▸ **Entries provided**:
——

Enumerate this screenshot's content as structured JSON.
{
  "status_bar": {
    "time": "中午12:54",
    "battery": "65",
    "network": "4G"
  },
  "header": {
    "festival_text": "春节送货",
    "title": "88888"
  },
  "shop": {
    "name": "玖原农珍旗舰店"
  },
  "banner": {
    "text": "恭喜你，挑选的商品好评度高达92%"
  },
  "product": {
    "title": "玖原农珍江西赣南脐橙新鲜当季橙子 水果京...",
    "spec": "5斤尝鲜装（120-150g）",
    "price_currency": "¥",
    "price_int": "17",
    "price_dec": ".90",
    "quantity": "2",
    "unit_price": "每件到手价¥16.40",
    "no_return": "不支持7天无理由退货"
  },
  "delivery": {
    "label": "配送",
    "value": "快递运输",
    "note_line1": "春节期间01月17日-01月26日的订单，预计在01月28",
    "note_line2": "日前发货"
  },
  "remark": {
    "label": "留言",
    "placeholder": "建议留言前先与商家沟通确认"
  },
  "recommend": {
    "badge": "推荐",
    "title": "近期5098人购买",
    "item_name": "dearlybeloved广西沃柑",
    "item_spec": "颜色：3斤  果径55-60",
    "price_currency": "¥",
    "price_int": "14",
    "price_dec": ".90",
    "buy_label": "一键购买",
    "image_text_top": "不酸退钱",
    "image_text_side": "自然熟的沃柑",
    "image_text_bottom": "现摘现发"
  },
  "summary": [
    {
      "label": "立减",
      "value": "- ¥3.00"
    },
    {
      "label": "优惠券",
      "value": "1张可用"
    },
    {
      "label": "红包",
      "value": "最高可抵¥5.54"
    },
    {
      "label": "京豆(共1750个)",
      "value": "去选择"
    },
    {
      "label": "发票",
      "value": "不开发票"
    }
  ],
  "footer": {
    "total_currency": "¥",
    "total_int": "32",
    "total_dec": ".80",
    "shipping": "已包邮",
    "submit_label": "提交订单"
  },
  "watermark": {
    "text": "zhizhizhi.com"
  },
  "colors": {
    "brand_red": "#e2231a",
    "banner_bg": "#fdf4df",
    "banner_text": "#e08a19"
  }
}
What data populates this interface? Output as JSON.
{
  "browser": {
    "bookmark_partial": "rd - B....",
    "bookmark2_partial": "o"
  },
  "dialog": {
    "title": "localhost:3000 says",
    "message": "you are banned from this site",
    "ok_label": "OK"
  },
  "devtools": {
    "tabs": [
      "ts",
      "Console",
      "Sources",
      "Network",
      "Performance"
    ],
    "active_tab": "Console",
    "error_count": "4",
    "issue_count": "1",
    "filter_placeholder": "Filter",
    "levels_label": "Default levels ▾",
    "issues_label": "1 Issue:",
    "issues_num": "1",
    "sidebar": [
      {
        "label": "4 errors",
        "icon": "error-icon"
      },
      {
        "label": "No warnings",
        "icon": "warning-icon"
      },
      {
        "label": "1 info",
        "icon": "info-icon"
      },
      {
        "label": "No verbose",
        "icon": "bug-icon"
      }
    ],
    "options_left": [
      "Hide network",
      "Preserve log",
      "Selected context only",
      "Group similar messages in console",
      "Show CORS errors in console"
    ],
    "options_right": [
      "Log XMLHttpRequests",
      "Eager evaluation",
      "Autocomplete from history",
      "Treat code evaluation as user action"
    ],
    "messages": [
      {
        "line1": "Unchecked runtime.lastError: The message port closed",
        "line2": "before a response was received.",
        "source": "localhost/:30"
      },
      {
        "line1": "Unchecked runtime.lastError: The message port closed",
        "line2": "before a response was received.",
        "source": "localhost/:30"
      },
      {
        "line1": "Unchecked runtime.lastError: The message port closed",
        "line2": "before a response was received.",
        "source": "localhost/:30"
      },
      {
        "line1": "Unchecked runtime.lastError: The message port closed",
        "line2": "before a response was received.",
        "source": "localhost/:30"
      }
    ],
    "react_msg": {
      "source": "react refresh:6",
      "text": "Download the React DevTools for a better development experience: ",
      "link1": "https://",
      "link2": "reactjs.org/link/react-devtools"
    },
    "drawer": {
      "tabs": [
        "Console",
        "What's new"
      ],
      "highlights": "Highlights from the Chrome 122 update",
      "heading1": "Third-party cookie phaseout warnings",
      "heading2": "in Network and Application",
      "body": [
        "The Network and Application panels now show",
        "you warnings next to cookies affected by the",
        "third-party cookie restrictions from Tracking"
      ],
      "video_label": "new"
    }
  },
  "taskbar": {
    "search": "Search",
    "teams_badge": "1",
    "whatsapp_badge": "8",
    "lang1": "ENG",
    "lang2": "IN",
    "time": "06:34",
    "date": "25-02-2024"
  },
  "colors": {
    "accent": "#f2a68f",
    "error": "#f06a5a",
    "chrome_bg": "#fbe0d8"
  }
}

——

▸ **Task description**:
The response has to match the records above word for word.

▸ **Task solution**:
Enumerate this screenshot's content as structured JSON.
{
  "status_bar": {
    "time": "中午12:54",
    "battery": "65",
    "network": "4G"
  },
  "header": {
    "festival_text": "春节送货",
    "title": "88888"
  },
  "shop": {
    "name": "玖原农珍旗舰店"
  },
  "banner": {
    "text": "恭喜你，挑选的商品好评度高达92%"
  },
  "product": {
    "title": "玖原农珍江西赣南脐橙新鲜当季橙子 水果京...",
    "spec": "5斤尝鲜装（120-150g）",
    "price_currency": "¥",
    "price_int": "17",
    "price_dec": ".90",
    "quantity": "2",
    "unit_price": "每件到手价¥16.40",
    "no_return": "不支持7天无理由退货"
  },
  "delivery": {
    "label": "配送",
    "value": "快递运输",
    "note_line1": "春节期间01月17日-01月26日的订单，预计在01月28",
    "note_line2": "日前发货"
  },
  "remark": {
    "label": "留言",
    "placeholder": "建议留言前先与商家沟通确认"
  },
  "recommend": {
    "badge": "推荐",
    "title": "近期5098人购买",
    "item_name": "dearlybeloved广西沃柑",
    "item_spec": "颜色：3斤  果径55-60",
    "price_currency": "¥",
    "price_int": "14",
    "price_dec": ".90",
    "buy_label": "一键购买",
    "image_text_top": "不酸退钱",
    "image_text_side": "自然熟的沃柑",
    "image_text_bottom": "现摘现发"
  },
  "summary": [
    {
      "label": "立减",
      "value": "- ¥3.00"
    },
    {
      "label": "优惠券",
      "value": "1张可用"
    },
    {
      "label": "红包",
      "value": "最高可抵¥5.54"
    },
    {
      "label": "京豆(共1750个)",
      "value": "去选择"
    },
    {
      "label": "发票",
      "value": "不开发票"
    }
  ],
  "footer": {
    "total_currency": "¥",
    "total_int": "32",
    "total_dec": ".80",
    "shipping": "已包邮",
    "submit_label": "提交订单"
  },
  "watermark": {
    "text": "zhizhizhi.com"
  },
  "colors": {
    "brand_red": "#e2231a",
    "banner_bg": "#fdf4df",
    "banner_text": "#e08a19"
  }
}
What data populates this interface? Output as JSON.
{
  "browser": {
    "bookmark_partial": "rd - B....",
    "bookmark2_partial": "o"
  },
  "dialog": {
    "title": "localhost:3000 says",
    "message": "you are banned from this site",
    "ok_label": "OK"
  },
  "devtools": {
    "tabs": [
      "ts",
      "Console",
      "Sources",
      "Network",
      "Performance"
    ],
    "active_tab": "Console",
    "error_count": "4",
    "issue_count": "1",
    "filter_placeholder": "Filter",
    "levels_label": "Default levels ▾",
    "issues_label": "1 Issue:",
    "issues_num": "1",
    "sidebar": [
      {
        "label": "4 errors",
        "icon": "error-icon"
      },
      {
        "label": "No warnings",
        "icon": "warning-icon"
      },
      {
        "label": "1 info",
        "icon": "info-icon"
      },
      {
        "label": "No verbose",
        "icon": "bug-icon"
      }
    ],
    "options_left": [
      "Hide network",
      "Preserve log",
      "Selected context only",
      "Group similar messages in console",
      "Show CORS errors in console"
    ],
    "options_right": [
      "Log XMLHttpRequests",
      "Eager evaluation",
      "Autocomplete from history",
      "Treat code evaluation as user action"
    ],
    "messages": [
      {
        "line1": "Unchecked runtime.lastError: The message port closed",
        "line2": "before a response was received.",
        "source": "localhost/:30"
      },
      {
        "line1": "Unchecked runtime.lastError: The message port closed",
        "line2": "before a response was received.",
        "source": "localhost/:30"
      },
      {
        "line1": "Unchecked runtime.lastError: The message port closed",
        "line2": "before a response was received.",
        "source": "localhost/:30"
      },
      {
        "line1": "Unchecked runtime.lastError: The message port closed",
        "line2": "before a response was received.",
        "source": "localhost/:30"
      }
    ],
    "react_msg": {
      "source": "react refresh:6",
      "text": "Download the React DevTools for a better development experience: ",
      "link1": "https://",
      "link2": "reactjs.org/link/react-devtools"
    },
    "drawer": {
      "tabs": [
        "Console",
        "What's new"
      ],
      "highlights": "Highlights from the Chrome 122 update",
      "heading1": "Third-party cookie phaseout warnings",
      "heading2": "in Network and Application",
      "body": [
        "The Network and Application panels now show",
        "you warnings next to cookies affected by the",
        "third-party cookie restrictions from Tracking"
      ],
      "video_label": "new"
    }
  },
  "taskbar": {
    "search": "Search",
    "teams_badge": "1",
    "whatsapp_badge": "8",
    "lang1": "ENG",
    "lang2": "IN",
    "time": "06:34",
    "date": "25-02-2024"
  },
  "colors": {
    "accent": "#f2a68f",
    "error": "#f06a5a",
    "chrome_bg": "#fbe0d8"
  }
}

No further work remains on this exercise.